Just like the end of Katy Perry’s marriage to Russell Brand, it began with a text. “Help,” a friend wrote to a chain I’m in. “Katy Perry left trash in a park.” Above that was a link to a page on Perry’s website that informed me that there was a disco ball chained to a bench somewhere in McCarren Park, a large patch of green grass and tan bulldogs on the north side of Brooklyn’s Williamsburg neighborhood.
“I wanna gooooo,” I responded. So I did.
Journeying to the park required me to get off the subway at one of Brooklyn’s most insufferable train stations, where I was forced to spill into an area many people believe to be the epicenter of hipster culture. Though that may have been true in the past, it is now a place where Starbucks and Dunkin’ Donuts locations share street corners, and $16 cocktails are served in the roof bars of high rise hotels that overlook the construction sites of even higher ones. What I’m saying is, gentrification has caused Williamsburg to become the exact opposite of its long-time reputation—a place that has just enough residual caché to give the illusion of being hip (maybe even alt), despite the fact that it’s become a neighborhood desperate for broad appeal. A place for the masses, not for the messes. Or, you know, anyone who can afford the sky-high rents. This makes it the perfect place for Perry to chain one of her disco balls. All I had to do was find it.
The southwest entrance to McCarren Park is across the street from a charming dump called Turkey’s Nest, one of the few remaining dive bars in the neighborhood known for its unparalleled stickiness and enormous margaritas—they’re sold for cheap and thoughtfully served in styrofoam cups that bartenders all but expect you to exit the building with. Not exactly the place you’d find a disco ball, but oh well. I walked into the park and began my hunt for Perry’s sparkly promo.
For reasons better left explained by a therapist, I took a right at the fork and decided to hunt in a counter-clockwise direction. The lap would take only a few minutes and I was in no rush to get to work (this detour was approved by my editors in advance), but a desire to pay tribute to the ball before all the Brooklyn area Katycats inspired me to increase my speed. While circling the park’s west block, however, I saw only twenty-somethings jogging in fancy athleisure and thirty-somethings pushing strollers while wearing earbuds I assumed were blasting “Reply All.” No balls, just the normal bullshit.
So I crossed the street and entered the park’s east side, where a soccer field is bordered by a running track that’s surrounded by a walking path that leads to a park bench on which I found a regulation-sized disco ball chained with a Master Lock to its front-right leg. I’ll be damned, I thought. I made it.
As I approached, two young women were taking photographs of the ball while holding a sign. The crowd I’d expected to find wasn’t actually a crowd until I, Katycat number three, arrived. “Finally,” I said with a sigh upon arriving. “I found it.” The two laughed politely and immediately sat down on the bench.

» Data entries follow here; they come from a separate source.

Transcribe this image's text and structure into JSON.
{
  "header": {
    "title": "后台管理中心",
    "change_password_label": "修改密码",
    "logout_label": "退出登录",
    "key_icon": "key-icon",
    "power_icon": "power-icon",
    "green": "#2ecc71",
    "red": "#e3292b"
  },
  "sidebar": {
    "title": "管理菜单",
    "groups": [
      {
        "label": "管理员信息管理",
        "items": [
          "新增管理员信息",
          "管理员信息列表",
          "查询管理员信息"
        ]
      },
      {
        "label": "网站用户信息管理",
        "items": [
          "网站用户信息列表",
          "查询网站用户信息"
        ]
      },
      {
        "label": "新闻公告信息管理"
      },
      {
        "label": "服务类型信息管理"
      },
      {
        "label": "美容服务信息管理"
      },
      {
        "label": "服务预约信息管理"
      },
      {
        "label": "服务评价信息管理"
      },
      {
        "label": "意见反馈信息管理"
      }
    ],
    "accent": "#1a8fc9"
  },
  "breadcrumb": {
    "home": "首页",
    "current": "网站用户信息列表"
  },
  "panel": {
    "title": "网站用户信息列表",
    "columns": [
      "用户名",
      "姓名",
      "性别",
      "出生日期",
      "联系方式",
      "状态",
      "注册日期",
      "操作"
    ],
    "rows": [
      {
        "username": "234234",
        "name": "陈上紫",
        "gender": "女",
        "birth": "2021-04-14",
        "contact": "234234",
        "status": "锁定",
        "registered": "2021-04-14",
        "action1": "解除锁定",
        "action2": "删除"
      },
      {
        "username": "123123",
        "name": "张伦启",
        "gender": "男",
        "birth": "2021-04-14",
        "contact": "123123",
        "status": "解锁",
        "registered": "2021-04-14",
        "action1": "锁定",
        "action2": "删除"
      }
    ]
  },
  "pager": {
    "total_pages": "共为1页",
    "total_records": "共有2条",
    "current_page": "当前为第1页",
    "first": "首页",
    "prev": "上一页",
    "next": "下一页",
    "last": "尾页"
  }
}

“The song is really great. You should listen.” The more talkative Katycat (let’s call her Katycat A) pointed at a small hole in the ball that I assumed was a teeny omnidirectional speaker—like the ones in museums that narrowly focus sound waves (or something) so they can only be heard when directly beneath them. I put my ear to the hole and heard nothing. “No,” Katycat A said as my left ear was pressed against the cold symbol of Perry’s newest era. “Plug your headphones in.”
So I, a true moron, added a third link to a chain that began with a New York City park bench, extended to Katy Perry’s ridiculous disco ball, and then, finally, my own stupid head. The song I heard was fun—a bop, some might say. After listening to a handful of lyrics being repeated over and over again (I honestly don’t remember any of it now), I realized that it wasn’t a full song, but rather a snippet. The chorus, I assumed, repeated over and over so listeners could be efficiently satiated by a revealing sliver of Katy’s new era.

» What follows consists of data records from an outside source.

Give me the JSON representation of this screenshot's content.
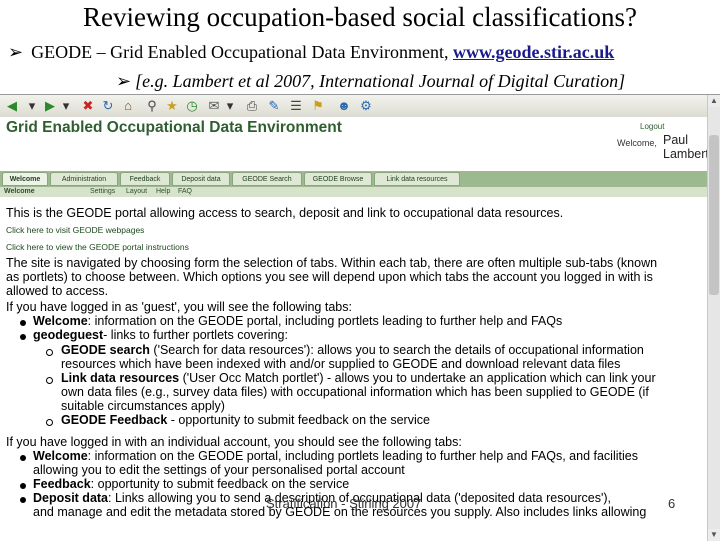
{
  "slide": {
    "title": "Reviewing occupation-based social classifications?",
    "bullet_text": "GEODE – Grid Enabled Occupational Data Environment,",
    "bullet_link": "www.geode.stir.ac.uk",
    "sub_bullet": "[e.g. Lambert et al 2007, International Journal of Digital Curation]",
    "footer_center": "Stratification - Stirling 2007",
    "page_number": "6"
  },
  "portal": {
    "title": "Grid Enabled Occupational Data Environment",
    "logout": "Logout",
    "welcome_prefix": "Welcome,",
    "user_name": "Paul Lambert",
    "tabs": [
      {
        "label": "Welcome"
      },
      {
        "label": "Administration"
      },
      {
        "label": "Feedback"
      },
      {
        "label": "Deposit data"
      },
      {
        "label": "GEODE Search"
      },
      {
        "label": "GEODE Browse"
      },
      {
        "label": "Link data resources"
      }
    ],
    "subtabs": [
      {
        "label": "Welcome"
      },
      {
        "label": "Settings"
      },
      {
        "label": "Layout"
      },
      {
        "label": "Help"
      },
      {
        "label": "FAQ"
      }
    ]
  },
  "content": {
    "intro": "This is the GEODE portal allowing access to search, deposit and link to occupational data resources.",
    "link1": "Click here to visit GEODE webpages",
    "link2": "Click here to view the GEODE portal instructions",
    "nav1": "The site is navigated by choosing form the selection of tabs. Within each tab, there are often multiple sub-tabs (known",
    "nav2": "as portlets) to choose between. Which options you see will depend upon which tabs the account you logged in with is",
    "nav3": "allowed to access.",
    "guest_intro": "If you have logged in as 'guest', you will see the following tabs:",
    "g_welcome_bold": "Welcome",
    "g_welcome_rest": ": information on the GEODE portal, including portlets leading to further help and FAQs",
    "g_geoguest_bold": "geodeguest",
    "g_geoguest_rest": "- links to further portlets covering:",
    "s_search_bold": "GEODE search",
    "s_search_rest1": " ('Search for data resources'): allows you to search the details of occupational information",
    "s_search_rest2": "resources which have been indexed with and/or supplied to GEODE and download relevant data files",
    "s_link_bold": "Link data resources",
    "s_link_rest1": " ('User Occ Match portlet') - allows you to undertake an application which can link your",
    "s_link_rest2": "own data files (e.g., survey data files) with occupational information which has been supplied to GEODE (if",
    "s_link_rest3": "suitable circumstances apply)",
    "s_feedback_bold": "GEODE Feedback",
    "s_feedback_rest": " - opportunity to submit feedback on the service",
    "indiv_intro": "If you have logged in with an individual account, you should see the following tabs:",
    "i_welcome_bold": "Welcome",
    "i_welcome_rest1": ": information on the GEODE portal, including portlets leading to further help and FAQs, and facilities",
    "i_welcome_rest2": "allowing you to edit the settings of your personalised portal account",
    "i_feedback_bold": "Feedback",
    "i_feedback_rest": ": opportunity to submit feedback on the service",
    "i_deposit_bold": "Deposit data",
    "i_deposit_rest1": ": Links allowing you to send a description of occupational data ('deposited data resources'),",
    "i_deposit_rest2": "and manage and edit the metadata stored by GEODE on the resources you supply. Also includes links allowing"
  }
}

“That was good,” I said to Katycats A and B after removing the headphone jack.
“Want me to take your picture with it?” Katycat A asked.

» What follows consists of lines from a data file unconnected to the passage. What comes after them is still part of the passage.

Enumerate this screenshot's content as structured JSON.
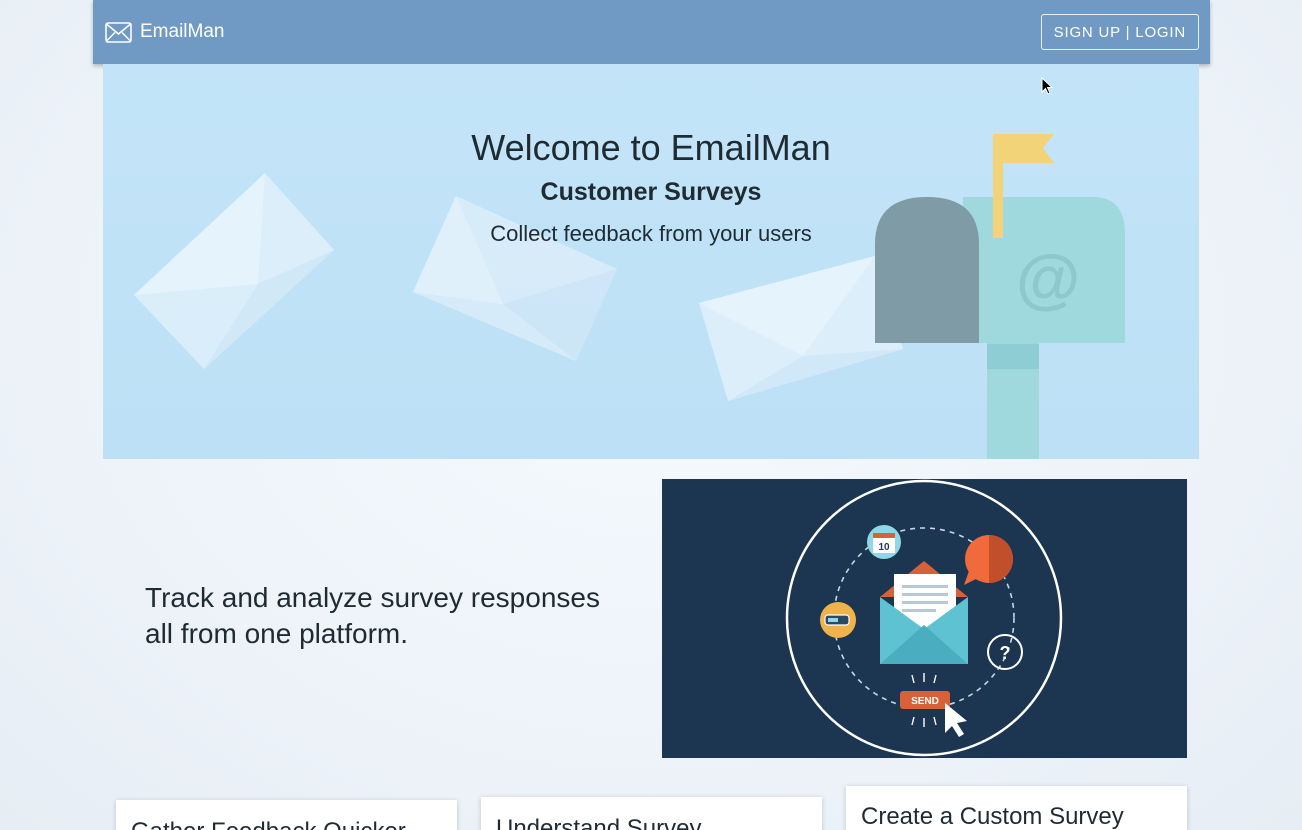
{
  "navbar": {
    "brand": "EmailMan",
    "signup_login": "SIGN UP | LOGIN"
  },
  "hero": {
    "title": "Welcome to EmailMan",
    "subtitle": "Customer Surveys",
    "description": "Collect feedback from your users",
    "mailbox_symbol": "@"
  },
  "feature": {
    "headline": "Track and analyze survey responses all from one platform.",
    "illustration": {
      "calendar_day": "10",
      "send_label": "SEND",
      "question_mark": "?"
    }
  },
  "cards": [
    {
      "title": "Gather Feedback Quicker"
    },
    {
      "title": "Understand Survey"
    },
    {
      "title": "Create a Custom Survey"
    }
  ],
  "colors": {
    "navbar": "#7099c4",
    "hero_bg": "#c3e4f8",
    "illustration_bg": "#1c3551",
    "mailbox_body": "#9fd8dd",
    "mailbox_door": "#7f9ba6",
    "flag": "#f3d377"
  }
}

“Really? Sure,” I said. So I handed the friendly woman my phone, squatted down next to the mirrored piece of social-driven promo, and allowed myself to be photographed beside it by a complete stranger.
“Wanna check? I can take it again.”
“I’m sure it’s fine.”
One thing I learned from this 25-ish minute adventure is that if a celebrity I like (though, to be fair, even one I don’t) asks fans to bolt to a place that is reasonably nearby for the sake of mutually beneficial Instagram-worthy promo, I will go there. The other thing I learned is that if I ever see another big disco ball chained to the ground, I should not gently place my ear to its surface. I should plug my headphones in and listen to a Katy Perry song.